Work in the hospital is a little slow sometimes. Jenny and I have helped admit a lot of the patients this week. She does the paperwork and I take vital signs. We will be going out to the smaller villages on Wednesdays and Thursdays to help the people who can´t come all the way to the hospital. Tonight we are in Moyobamba (the bigger town that is 15 km away from Yantalo) and we will be observing in the emergency room for the evening.

In other news: I am playing the guitar like a madman! When there is nothing better to do at night besides watch bugs (which isn´t all that bad!) I pull out old trusty (or young trusty, we´ve only been together for a month)and I like to practice. I love it!
ALSO- We had another friend join our team this week! Her name is Aisan (HAY-sun) and she is a medical student at U of Illinois. She´s way cool! She is really nice to the kids and loves being here. She will only be here for a week, so we want to make this an awesome experience for her.
Last night we got some coconuts from the tree in the backyard and made a coconut fruit salad. Ingredients: Coconut, passionfruit, mandarin oranges. Mmmm. (See photo)
Well homies, I´m out. I still gotta check facebook and look for some info for the classes I´m teaching this week.
Remember that you have a great circle of influence! There is so much that you can do to help the people around you if you just look up! I´m not the best at it, but I´m really learning a lot about service down here.
Peace and blessings!
·scratch the photo thing, I can´t get it to work. Photos coming soon!

Monday, May 10, 2010


I was supposed to bring sheets with me.
As I was leaving my house I looked in the closet and found something that looked like a sheet.
I pulled it out of my bag last night and found out it was only half a sheet.
So last night I slept with a piece of sheet. :)
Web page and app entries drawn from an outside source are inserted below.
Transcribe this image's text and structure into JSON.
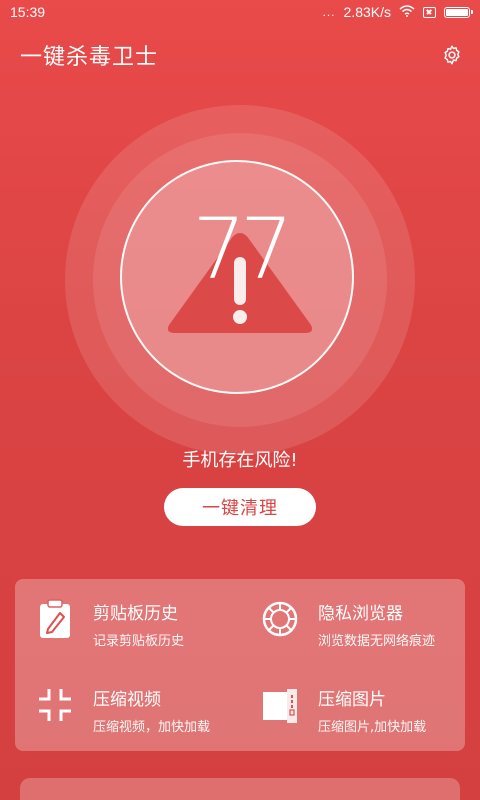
{
  "status_bar": {
    "time": "15:39",
    "signal_dots": "...",
    "net_speed": "2.83K/s",
    "wifi_icon": "wifi-icon",
    "battery_icon": "battery-icon"
  },
  "header": {
    "title": "一键杀毒卫士",
    "settings_icon": "gear-icon"
  },
  "gauge": {
    "score": "77",
    "warning_icon": "warning-triangle-icon"
  },
  "risk_text": "手机存在风险!",
  "clean_button": "一键清理",
  "tools": [
    {
      "title": "剪贴板历史",
      "desc": "记录剪贴板历史",
      "icon": "clipboard-edit-icon"
    },
    {
      "title": "隐私浏览器",
      "desc": "浏览数据无网络痕迹",
      "icon": "private-browser-icon"
    },
    {
      "title": "压缩视频",
      "desc": "压缩视频，加快加载",
      "icon": "compress-icon"
    },
    {
      "title": "压缩图片",
      "desc": "压缩图片,加快加载",
      "icon": "compress-file-icon"
    }
  ],
  "colors": {
    "background": "#dc4444",
    "button_text": "#d94444"
  }
}
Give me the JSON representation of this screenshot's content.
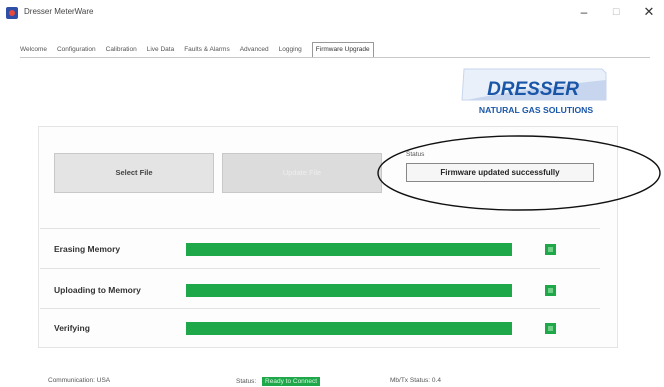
{
  "window": {
    "title": "Dresser MeterWare"
  },
  "tabs": [
    {
      "label": "Welcome",
      "active": false
    },
    {
      "label": "Configuration",
      "active": false
    },
    {
      "label": "Calibration",
      "active": false
    },
    {
      "label": "Live Data",
      "active": false
    },
    {
      "label": "Faults & Alarms",
      "active": false
    },
    {
      "label": "Advanced",
      "active": false
    },
    {
      "label": "Logging",
      "active": false
    },
    {
      "label": "Firmware Upgrade",
      "active": true
    }
  ],
  "logo": {
    "brand": "DRESSER",
    "tagline": "NATURAL GAS SOLUTIONS",
    "color": "#1a56a8"
  },
  "buttons": {
    "select_file": "Select File",
    "update_file": "Update File"
  },
  "status": {
    "label": "Status",
    "value": "Firmware updated successfully"
  },
  "progress": [
    {
      "label": "Erasing Memory",
      "fraction": 1.0,
      "done": true
    },
    {
      "label": "Uploading to Memory",
      "fraction": 1.0,
      "done": true
    },
    {
      "label": "Verifying",
      "fraction": 1.0,
      "done": true
    }
  ],
  "statusbar": {
    "comm_label": "Communication:",
    "comm_value": "USA",
    "status_label": "Status:",
    "status_value": "Ready to Connect",
    "mb_label": "Mb/Tx Status:",
    "mb_value": "0.4"
  },
  "colors": {
    "progress_green": "#1ea84a",
    "logo_blue": "#1a56a8"
  }
}
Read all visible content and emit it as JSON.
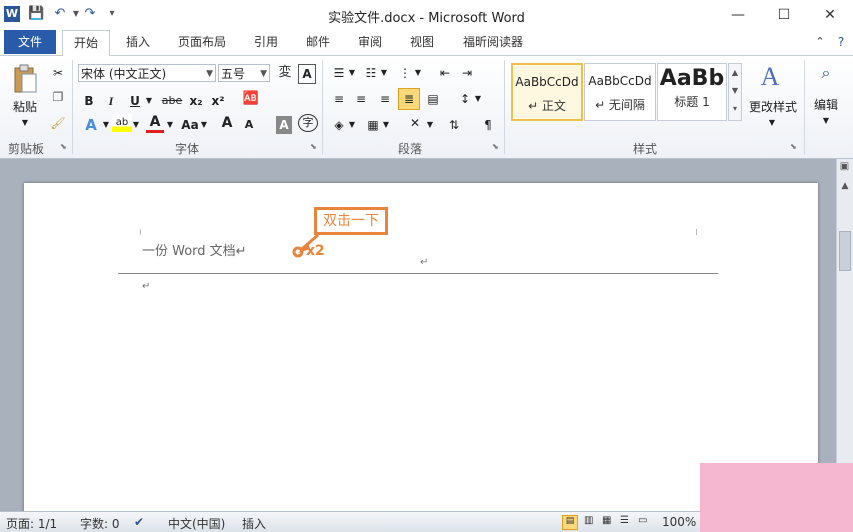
{
  "window": {
    "title": "实验文件.docx - Microsoft Word",
    "app_icon": "W",
    "minimize_label": "—",
    "maximize_label": "☐",
    "close_label": "✕"
  },
  "qat": {
    "save_icon": "💾",
    "undo_icon": "↶",
    "redo_icon": "↷"
  },
  "tabs": [
    "文件",
    "开始",
    "插入",
    "页面布局",
    "引用",
    "邮件",
    "审阅",
    "视图",
    "福昕阅读器"
  ],
  "ribbon": {
    "clipboard": {
      "paste_label": "粘贴",
      "group_label": "剪贴板"
    },
    "font": {
      "font_name": "宋体 (中文正文)",
      "font_size": "五号",
      "bold": "B",
      "italic": "I",
      "underline": "U",
      "strike": "abe",
      "subscript": "x₂",
      "superscript": "x²",
      "grow": "A",
      "shrink": "A",
      "case": "Aa",
      "group_label": "字体"
    },
    "paragraph": {
      "group_label": "段落"
    },
    "styles": {
      "items": [
        {
          "sample": "AaBbCcDd",
          "name": "↵ 正文"
        },
        {
          "sample": "AaBbCcDd",
          "name": "↵ 无间隔"
        },
        {
          "sample": "AaBb",
          "name": "标题 1"
        }
      ],
      "change_label": "更改样式",
      "group_label": "样式"
    },
    "editing": {
      "label": "编辑"
    }
  },
  "document": {
    "header_text": "一份 Word 文档↵",
    "header_mark": "↵",
    "body_mark": "↵",
    "callout": "双击一下",
    "click_hint": "x2"
  },
  "status": {
    "page": "页面: 1/1",
    "words": "字数: 0",
    "language": "中文(中国)",
    "mode": "插入",
    "zoom": "100%"
  },
  "colors": {
    "file_tab": "#2a5ba8",
    "callout": "#e8843b",
    "pink_block": "#f5b6cf"
  }
}
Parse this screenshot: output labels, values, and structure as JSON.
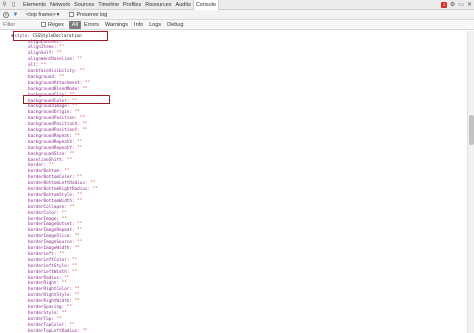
{
  "tabbar": {
    "tabs": [
      {
        "label": "Elements",
        "active": false
      },
      {
        "label": "Network",
        "active": false
      },
      {
        "label": "Sources",
        "active": false
      },
      {
        "label": "Timeline",
        "active": false
      },
      {
        "label": "Profiles",
        "active": false
      },
      {
        "label": "Resources",
        "active": false
      },
      {
        "label": "Audits",
        "active": false
      },
      {
        "label": "Console",
        "active": true
      }
    ],
    "error_count": "1"
  },
  "toolbar": {
    "frame_selector": "<top frame>",
    "preserve_log_label": "Preserve log"
  },
  "filter": {
    "placeholder": "Filter",
    "regex_label": "Regex",
    "levels": [
      "All",
      "Errors",
      "Warnings",
      "Info",
      "Logs",
      "Debug"
    ],
    "active_level": "All"
  },
  "console": {
    "root": {
      "key": "style",
      "value": "CSSStyleDeclaration"
    },
    "properties": [
      {
        "key": "alignContent",
        "value": "\"\""
      },
      {
        "key": "alignItems",
        "value": "\"\""
      },
      {
        "key": "alignSelf",
        "value": "\"\""
      },
      {
        "key": "alignmentBaseline",
        "value": "\"\""
      },
      {
        "key": "all",
        "value": "\"\""
      },
      {
        "key": "backfaceVisibility",
        "value": "\"\""
      },
      {
        "key": "background",
        "value": "\"\""
      },
      {
        "key": "backgroundAttachment",
        "value": "\"\""
      },
      {
        "key": "backgroundBlendMode",
        "value": "\"\""
      },
      {
        "key": "backgroundClip",
        "value": "\"\""
      },
      {
        "key": "backgroundColor",
        "value": "\"\""
      },
      {
        "key": "backgroundImage",
        "value": "\"\""
      },
      {
        "key": "backgroundOrigin",
        "value": "\"\""
      },
      {
        "key": "backgroundPosition",
        "value": "\"\""
      },
      {
        "key": "backgroundPositionX",
        "value": "\"\""
      },
      {
        "key": "backgroundPositionY",
        "value": "\"\""
      },
      {
        "key": "backgroundRepeat",
        "value": "\"\""
      },
      {
        "key": "backgroundRepeatX",
        "value": "\"\""
      },
      {
        "key": "backgroundRepeatY",
        "value": "\"\""
      },
      {
        "key": "backgroundSize",
        "value": "\"\""
      },
      {
        "key": "baselineShift",
        "value": "\"\""
      },
      {
        "key": "border",
        "value": "\"\""
      },
      {
        "key": "borderBottom",
        "value": "\"\""
      },
      {
        "key": "borderBottomColor",
        "value": "\"\""
      },
      {
        "key": "borderBottomLeftRadius",
        "value": "\"\""
      },
      {
        "key": "borderBottomRightRadius",
        "value": "\"\""
      },
      {
        "key": "borderBottomStyle",
        "value": "\"\""
      },
      {
        "key": "borderBottomWidth",
        "value": "\"\""
      },
      {
        "key": "borderCollapse",
        "value": "\"\""
      },
      {
        "key": "borderColor",
        "value": "\"\""
      },
      {
        "key": "borderImage",
        "value": "\"\""
      },
      {
        "key": "borderImageOutset",
        "value": "\"\""
      },
      {
        "key": "borderImageRepeat",
        "value": "\"\""
      },
      {
        "key": "borderImageSlice",
        "value": "\"\""
      },
      {
        "key": "borderImageSource",
        "value": "\"\""
      },
      {
        "key": "borderImageWidth",
        "value": "\"\""
      },
      {
        "key": "borderLeft",
        "value": "\"\""
      },
      {
        "key": "borderLeftColor",
        "value": "\"\""
      },
      {
        "key": "borderLeftStyle",
        "value": "\"\""
      },
      {
        "key": "borderLeftWidth",
        "value": "\"\""
      },
      {
        "key": "borderRadius",
        "value": "\"\""
      },
      {
        "key": "borderRight",
        "value": "\"\""
      },
      {
        "key": "borderRightColor",
        "value": "\"\""
      },
      {
        "key": "borderRightStyle",
        "value": "\"\""
      },
      {
        "key": "borderRightWidth",
        "value": "\"\""
      },
      {
        "key": "borderSpacing",
        "value": "\"\""
      },
      {
        "key": "borderStyle",
        "value": "\"\""
      },
      {
        "key": "borderTop",
        "value": "\"\""
      },
      {
        "key": "borderTopColor",
        "value": "\"\""
      },
      {
        "key": "borderTopLeftRadius",
        "value": "\"\""
      }
    ],
    "highlighted_property": "backgroundColor"
  },
  "colors": {
    "highlight": "#9c1b22",
    "key": "#8b2a8b",
    "string": "#c41a16",
    "error_badge": "#d93025"
  }
}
Yesterday was our first full day in Yantalo. We found out this morning what we will actually be doing, working at the hospital admitting patients, teaching english and physiology in the school. I´m stoked. I feel so glad that we´re going to be doing something useful and that we´ll get to work with a lot of kids.

I gotta split. Peace homies! Hasta luego!

Thursday, May 6, 2010


Hola Homies,
I'm here in good ol' Peru once again! This time, I'm doing some work with a nonprofit group out in the jungle in the Amazon. The place is called yantaló, which is about 15-20 min from any major city and has no phone or internet. I'm going to be working with a doctor at the local clinic and doing some research and public education with a few universities that are coming down. I'm stoked on it!
So far, I've made some good friends. Jenny and Starla are my buddies from the Y that I'm traveling with and I met some young filmmakers from Denmark while I was in the airport. A guy named Dr. Luis Vasquez runs the organization and he introduced us to some young medical students who will be joining us in the journey later on after they get done with finals and whatnot. I have also been praying to have missionary opportunities and have already been able to answer many questions about the church and give away a Book of Mormon! Hooray!
As I type I am sitting in our hotel on the beach in a place called Huanchaco. We are still a 13 hour bus ride from our final destination, so we'll head out in time to be there in the morning on Mother's day.
So far the goal is to take at least 1 photo a day and update this thing about once a week. If you have any questions or want me to post something up here, let me know. we're in for an awesome journey!
I'd like to close with a quote from Robert Chambers' book, Whose Reality Counts:
"Power deceives and exceptional power deceives exceptionally"
Our reality is defined by those in power. Here in Peru, reality for the lower class is defined by the upper classes. The upper class determines the standard of living, what is acceptable, what is "cool" and too many other things. This happens everywhere. It reminds me a lot of D&C 121, and we need to be careful, especially as Americans, that we don't abuse the power that we have.
In addition to D&C 121, I like to think of Moroni 7. Because after everything else passes away, when we, the wealthy, have no more material possessions, Charity never faileth.
So that's one of my goals this trip. To make it less about things and more about people; loving, helping and serving them.

Here's some surfer dudes with me and Starla at the beach in Miraflores (Lima).